Heart of human embryo of about fourteen days. (Truncus arteriosis visible at top.)
|Gives rise to||aorta, pulmonary artery|
The truncus arteriosus is a structure that is present during embryonic development. It is an arterial trunk that originates from both ventricles of the heart that later divides into the aorta and the pulmonary trunk.
The truncus arteriosus and bulbus cordis are divided by the aorticopulmonary septum. The truncus arteriosus gives rise to the ascending aorta and the pulmonary trunk. The caudal end of the bulbus cordis gives rise to the smooth parts (outflow tract) of the left and right ventricles (aortic vestibule & conus arteriosus respectively). The cranial end of the bulbus cordis (also known as the conus cordis) gives rise to the aorta and pulmonary trunk with the truncus arteriosus.
This makes its appearance in three portions.

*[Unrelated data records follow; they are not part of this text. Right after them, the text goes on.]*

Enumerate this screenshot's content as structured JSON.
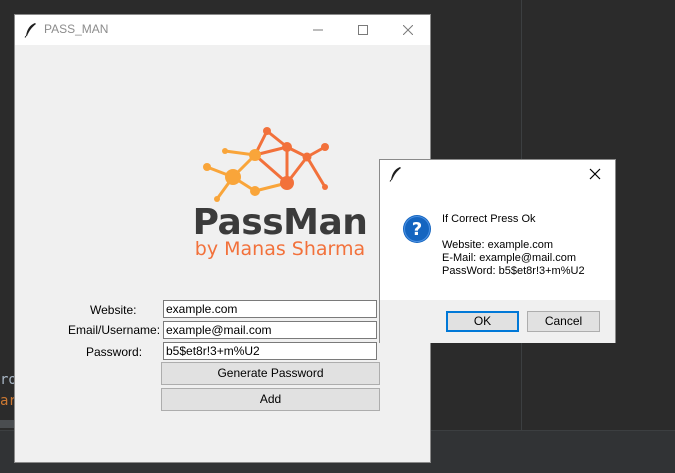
{
  "ide": {
    "line1": "ro",
    "line2": "ar"
  },
  "main_window": {
    "title": "PASS_MAN",
    "logo": {
      "title": "PassMan",
      "subtitle": "by Manas Sharma"
    },
    "form": {
      "website_label": "Website:",
      "email_label": "Email/Username:",
      "password_label": "Password:",
      "website_value": "example.com",
      "email_value": "example@mail.com",
      "password_value": "b5$et8r!3+m%U2"
    },
    "buttons": {
      "generate": "Generate Password",
      "add": "Add"
    }
  },
  "dialog": {
    "heading": "If Correct Press Ok",
    "website_line": "Website: example.com",
    "email_line": "E-Mail: example@mail.com",
    "password_line": "PassWord: b5$et8r!3+m%U2",
    "ok_label": "OK",
    "cancel_label": "Cancel"
  },
  "colors": {
    "logo_orange": "#f2713b",
    "logo_yellow": "#f9a53a",
    "logo_text": "#3b3b3b",
    "info_blue": "#1565c0",
    "focus_border": "#0078d7"
  },
  "icons": [
    "feather-icon",
    "minimize-icon",
    "maximize-icon",
    "close-icon",
    "question-icon",
    "network-logo-icon"
  ]
}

Failure of the truncus arteriosus to close results in the condition known as persistent truncus arteriosus, a rare congenital heart defect. This is often just referred to as truncus arteriosus. Echocardiography is used to diagnose this condition. Other pathologies of the truncus arteriosus include transposition of the great vessels (arteries in this case), and tetralogy of Fallot.